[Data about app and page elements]
════════

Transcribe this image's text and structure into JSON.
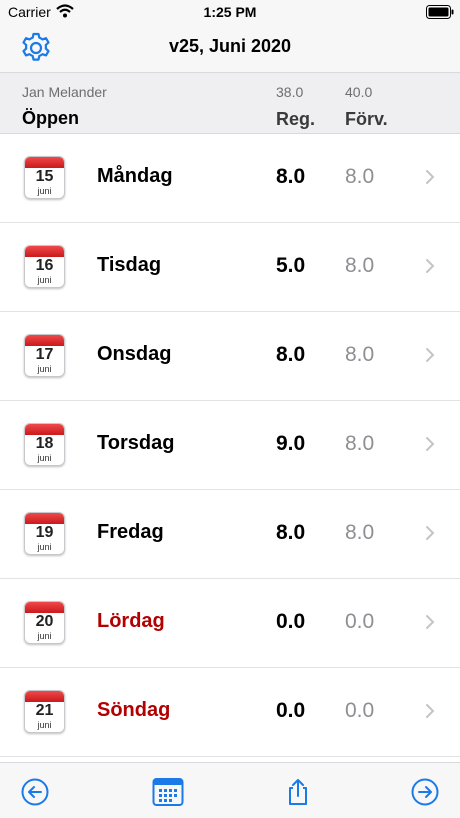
{
  "status_bar": {
    "carrier": "Carrier",
    "time": "1:25 PM"
  },
  "nav": {
    "title": "v25, Juni 2020"
  },
  "header": {
    "user": "Jan Melander",
    "status": "Öppen",
    "reg_total": "38.0",
    "expected_total": "40.0",
    "reg_label": "Reg.",
    "expected_label": "Förv."
  },
  "days": [
    {
      "date": "15",
      "month": "juni",
      "name": "Måndag",
      "reg": "8.0",
      "expected": "8.0",
      "weekend": false
    },
    {
      "date": "16",
      "month": "juni",
      "name": "Tisdag",
      "reg": "5.0",
      "expected": "8.0",
      "weekend": false
    },
    {
      "date": "17",
      "month": "juni",
      "name": "Onsdag",
      "reg": "8.0",
      "expected": "8.0",
      "weekend": false
    },
    {
      "date": "18",
      "month": "juni",
      "name": "Torsdag",
      "reg": "9.0",
      "expected": "8.0",
      "weekend": false
    },
    {
      "date": "19",
      "month": "juni",
      "name": "Fredag",
      "reg": "8.0",
      "expected": "8.0",
      "weekend": false
    },
    {
      "date": "20",
      "month": "juni",
      "name": "Lördag",
      "reg": "0.0",
      "expected": "0.0",
      "weekend": true
    },
    {
      "date": "21",
      "month": "juni",
      "name": "Söndag",
      "reg": "0.0",
      "expected": "0.0",
      "weekend": true
    }
  ],
  "tab_bar": {
    "icons": [
      "arrow-left-circle-icon",
      "calendar-grid-icon",
      "share-icon",
      "arrow-right-circle-icon"
    ]
  },
  "colors": {
    "accent": "#1a7ae8",
    "weekend": "#b30000",
    "calendar_red": "#d92b2d"
  }
}
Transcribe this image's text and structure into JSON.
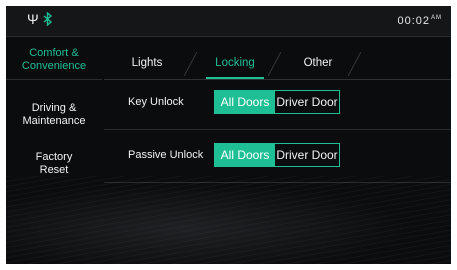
{
  "status_bar": {
    "usb_icon": "usb-icon",
    "bluetooth_icon": "bluetooth-icon",
    "time": "00:02",
    "ampm": "AM"
  },
  "sidebar": {
    "items": [
      {
        "label": "Comfort &\nConvenience",
        "active": true
      },
      {
        "label": "Driving &\nMaintenance",
        "active": false
      },
      {
        "label": "Factory\nReset",
        "active": false
      }
    ]
  },
  "tabs": [
    {
      "label": "Lights",
      "active": false
    },
    {
      "label": "Locking",
      "active": true
    },
    {
      "label": "Other",
      "active": false
    }
  ],
  "settings": [
    {
      "label": "Key Unlock",
      "options": [
        "All Doors",
        "Driver Door"
      ],
      "selected": "All Doors"
    },
    {
      "label": "Passive Unlock",
      "options": [
        "All Doors",
        "Driver Door"
      ],
      "selected": "All Doors"
    }
  ],
  "colors": {
    "accent": "#1fbf96",
    "background": "#0b0c0e"
  }
}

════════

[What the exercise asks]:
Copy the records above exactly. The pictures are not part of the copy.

[Completed task]:
Transcribe this image's text and structure into JSON.
{
  "status_bar": {
    "carrier": "Carrier",
    "time": "1:25 PM"
  },
  "nav": {
    "title": "v25, Juni 2020"
  },
  "header": {
    "user": "Jan Melander",
    "status": "Öppen",
    "reg_total": "38.0",
    "expected_total": "40.0",
    "reg_label": "Reg.",
    "expected_label": "Förv."
  },
  "days": [
    {
      "date": "15",
      "month": "juni",
      "name": "Måndag",
      "reg": "8.0",
      "expected": "8.0",
      "weekend": false
    },
    {
      "date": "16",
      "month": "juni",
      "name": "Tisdag",
      "reg": "5.0",
      "expected": "8.0",
      "weekend": false
    },
    {
      "date": "17",
      "month": "juni",
      "name": "Onsdag",
      "reg": "8.0",
      "expected": "8.0",
      "weekend": false
    },
    {
      "date": "18",
      "month": "juni",
      "name": "Torsdag",
      "reg": "9.0",
      "expected": "8.0",
      "weekend": false
    },
    {
      "date": "19",
      "month": "juni",
      "name": "Fredag",
      "reg": "8.0",
      "expected": "8.0",
      "weekend": false
    },
    {
      "date": "20",
      "month": "juni",
      "name": "Lördag",
      "reg": "0.0",
      "expected": "0.0",
      "weekend": true
    },
    {
      "date": "21",
      "month": "juni",
      "name": "Söndag",
      "reg": "0.0",
      "expected": "0.0",
      "weekend": true
    }
  ],
  "tab_bar": {
    "icons": [
      "arrow-left-circle-icon",
      "calendar-grid-icon",
      "share-icon",
      "arrow-right-circle-icon"
    ]
  },
  "colors": {
    "accent": "#1a7ae8",
    "weekend": "#b30000",
    "calendar_red": "#d92b2d"
  }
}
Transcribe this image's text and structure into JSON.
{
  "status_bar": {
    "usb_icon": "usb-icon",
    "bluetooth_icon": "bluetooth-icon",
    "time": "00:02",
    "ampm": "AM"
  },
  "sidebar": {
    "items": [
      {
        "label": "Comfort &\nConvenience",
        "active": true
      },
      {
        "label": "Driving &\nMaintenance",
        "active": false
      },
      {
        "label": "Factory\nReset",
        "active": false
      }
    ]
  },
  "tabs": [
    {
      "label": "Lights",
      "active": false
    },
    {
      "label": "Locking",
      "active": true
    },
    {
      "label": "Other",
      "active": false
    }
  ],
  "settings": [
    {
      "label": "Key Unlock",
      "options": [
        "All Doors",
        "Driver Door"
      ],
      "selected": "All Doors"
    },
    {
      "label": "Passive Unlock",
      "options": [
        "All Doors",
        "Driver Door"
      ],
      "selected": "All Doors"
    }
  ],
  "colors": {
    "accent": "#1fbf96",
    "background": "#0b0c0e"
  }
}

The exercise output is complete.